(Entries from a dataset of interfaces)
============

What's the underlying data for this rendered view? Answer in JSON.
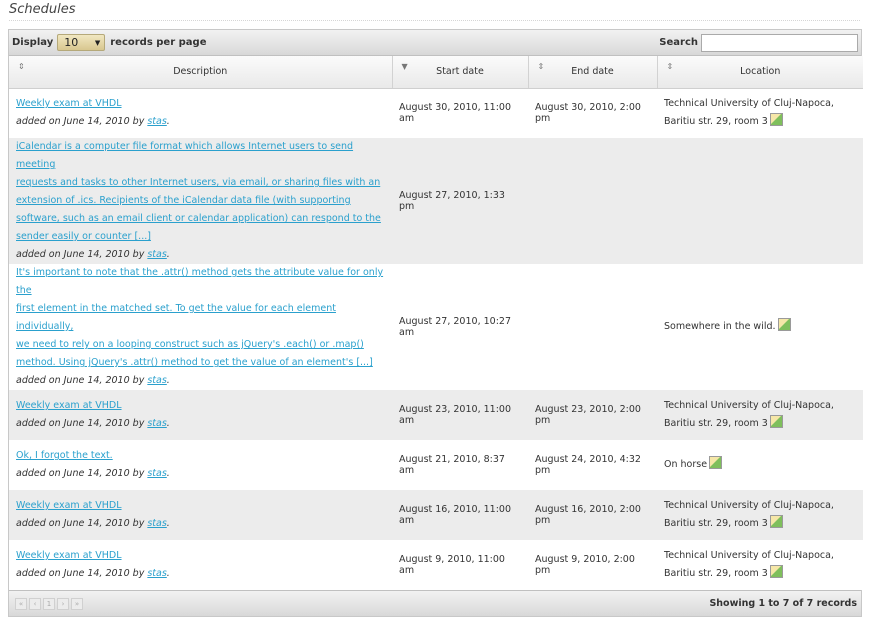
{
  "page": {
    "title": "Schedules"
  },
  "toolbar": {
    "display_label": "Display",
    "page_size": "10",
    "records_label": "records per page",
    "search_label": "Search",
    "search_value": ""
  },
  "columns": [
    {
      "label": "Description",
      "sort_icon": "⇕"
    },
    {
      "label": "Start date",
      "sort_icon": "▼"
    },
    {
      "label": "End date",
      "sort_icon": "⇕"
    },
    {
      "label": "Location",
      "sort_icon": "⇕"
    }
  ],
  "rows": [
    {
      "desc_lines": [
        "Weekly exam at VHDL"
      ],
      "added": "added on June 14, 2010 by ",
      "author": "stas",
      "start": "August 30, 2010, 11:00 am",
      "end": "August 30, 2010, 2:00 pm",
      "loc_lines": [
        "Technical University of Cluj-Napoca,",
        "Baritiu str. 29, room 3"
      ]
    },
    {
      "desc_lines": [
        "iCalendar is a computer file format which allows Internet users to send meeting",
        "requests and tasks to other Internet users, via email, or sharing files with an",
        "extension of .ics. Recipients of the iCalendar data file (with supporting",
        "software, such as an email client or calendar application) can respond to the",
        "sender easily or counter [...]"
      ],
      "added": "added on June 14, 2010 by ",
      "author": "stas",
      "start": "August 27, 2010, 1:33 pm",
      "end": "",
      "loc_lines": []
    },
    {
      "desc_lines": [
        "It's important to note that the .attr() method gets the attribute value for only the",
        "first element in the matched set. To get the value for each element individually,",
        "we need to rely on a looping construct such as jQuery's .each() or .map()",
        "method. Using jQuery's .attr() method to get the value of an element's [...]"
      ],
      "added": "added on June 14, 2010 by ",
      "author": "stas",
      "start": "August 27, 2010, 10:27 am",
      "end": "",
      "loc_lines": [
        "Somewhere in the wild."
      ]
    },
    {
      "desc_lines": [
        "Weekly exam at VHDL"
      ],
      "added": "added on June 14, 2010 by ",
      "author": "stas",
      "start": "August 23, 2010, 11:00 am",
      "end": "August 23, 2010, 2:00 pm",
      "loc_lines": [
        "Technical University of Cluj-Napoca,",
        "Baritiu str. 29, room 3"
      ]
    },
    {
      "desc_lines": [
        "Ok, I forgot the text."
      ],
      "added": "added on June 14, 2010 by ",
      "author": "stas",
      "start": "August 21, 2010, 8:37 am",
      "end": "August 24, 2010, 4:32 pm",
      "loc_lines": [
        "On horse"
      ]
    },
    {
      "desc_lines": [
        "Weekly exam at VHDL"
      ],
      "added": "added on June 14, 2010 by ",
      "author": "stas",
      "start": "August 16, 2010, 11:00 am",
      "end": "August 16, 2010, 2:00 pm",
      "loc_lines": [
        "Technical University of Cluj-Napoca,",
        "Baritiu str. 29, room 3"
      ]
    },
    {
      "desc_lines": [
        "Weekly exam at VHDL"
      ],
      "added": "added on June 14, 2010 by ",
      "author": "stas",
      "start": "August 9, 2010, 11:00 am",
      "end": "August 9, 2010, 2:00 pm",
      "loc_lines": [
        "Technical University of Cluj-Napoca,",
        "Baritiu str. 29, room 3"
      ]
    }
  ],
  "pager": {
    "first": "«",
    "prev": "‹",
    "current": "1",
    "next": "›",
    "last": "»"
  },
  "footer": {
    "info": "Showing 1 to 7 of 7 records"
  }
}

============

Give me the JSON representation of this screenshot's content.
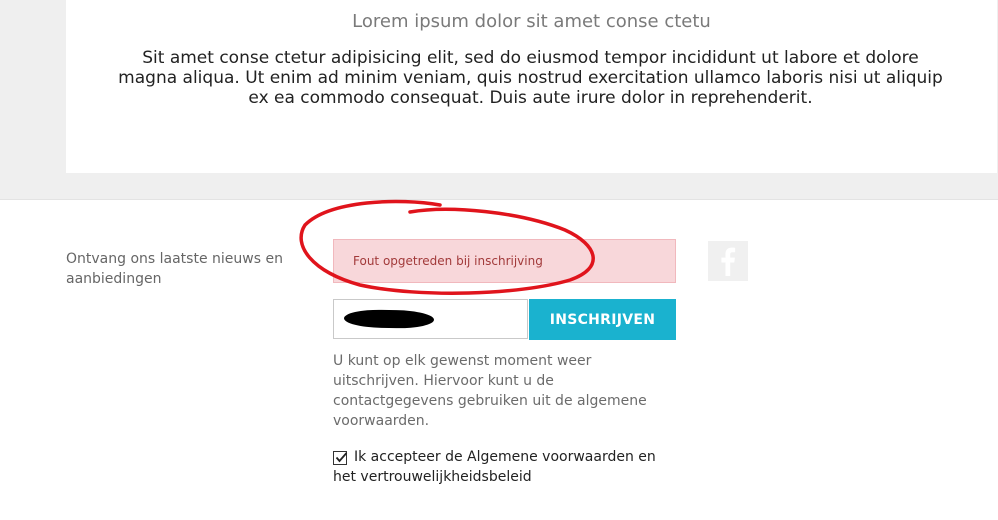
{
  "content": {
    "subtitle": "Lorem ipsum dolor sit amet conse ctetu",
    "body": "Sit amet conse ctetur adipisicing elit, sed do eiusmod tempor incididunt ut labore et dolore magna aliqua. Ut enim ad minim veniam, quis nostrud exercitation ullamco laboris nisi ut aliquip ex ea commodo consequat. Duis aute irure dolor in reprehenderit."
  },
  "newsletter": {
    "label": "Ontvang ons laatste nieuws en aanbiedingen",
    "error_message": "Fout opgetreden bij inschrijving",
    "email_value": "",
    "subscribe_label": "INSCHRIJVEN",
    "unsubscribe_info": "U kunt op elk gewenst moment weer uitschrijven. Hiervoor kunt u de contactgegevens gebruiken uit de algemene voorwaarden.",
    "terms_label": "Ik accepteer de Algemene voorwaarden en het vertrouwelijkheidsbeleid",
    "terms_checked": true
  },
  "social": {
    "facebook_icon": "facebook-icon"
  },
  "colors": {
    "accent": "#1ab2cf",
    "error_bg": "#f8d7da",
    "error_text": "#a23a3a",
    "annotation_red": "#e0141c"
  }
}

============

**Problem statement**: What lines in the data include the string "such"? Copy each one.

**Written solution**:
        "software, such as an email client or calendar application) can respond to the",
        "we need to rely on a looping construct such as jQuery's .each() or .map()",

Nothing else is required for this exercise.